[Dataset rows describing interfaces]

......

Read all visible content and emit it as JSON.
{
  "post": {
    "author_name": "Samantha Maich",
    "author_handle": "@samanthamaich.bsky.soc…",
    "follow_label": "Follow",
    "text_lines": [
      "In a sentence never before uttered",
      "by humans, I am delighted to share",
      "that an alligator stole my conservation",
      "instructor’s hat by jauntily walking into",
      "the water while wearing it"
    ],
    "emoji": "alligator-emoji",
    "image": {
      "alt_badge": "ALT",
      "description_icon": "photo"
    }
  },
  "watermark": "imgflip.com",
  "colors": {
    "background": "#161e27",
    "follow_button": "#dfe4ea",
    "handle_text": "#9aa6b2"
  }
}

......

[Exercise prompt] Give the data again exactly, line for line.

[Exercise result]
Read all visible content and emit it as JSON.
{
  "post": {
    "author_name": "Samantha Maich",
    "author_handle": "@samanthamaich.bsky.soc…",
    "follow_label": "Follow",
    "text_lines": [
      "In a sentence never before uttered",
      "by humans, I am delighted to share",
      "that an alligator stole my conservation",
      "instructor’s hat by jauntily walking into",
      "the water while wearing it"
    ],
    "emoji": "alligator-emoji",
    "image": {
      "alt_badge": "ALT",
      "description_icon": "photo"
    }
  },
  "watermark": "imgflip.com",
  "colors": {
    "background": "#161e27",
    "follow_button": "#dfe4ea",
    "handle_text": "#9aa6b2"
  }
}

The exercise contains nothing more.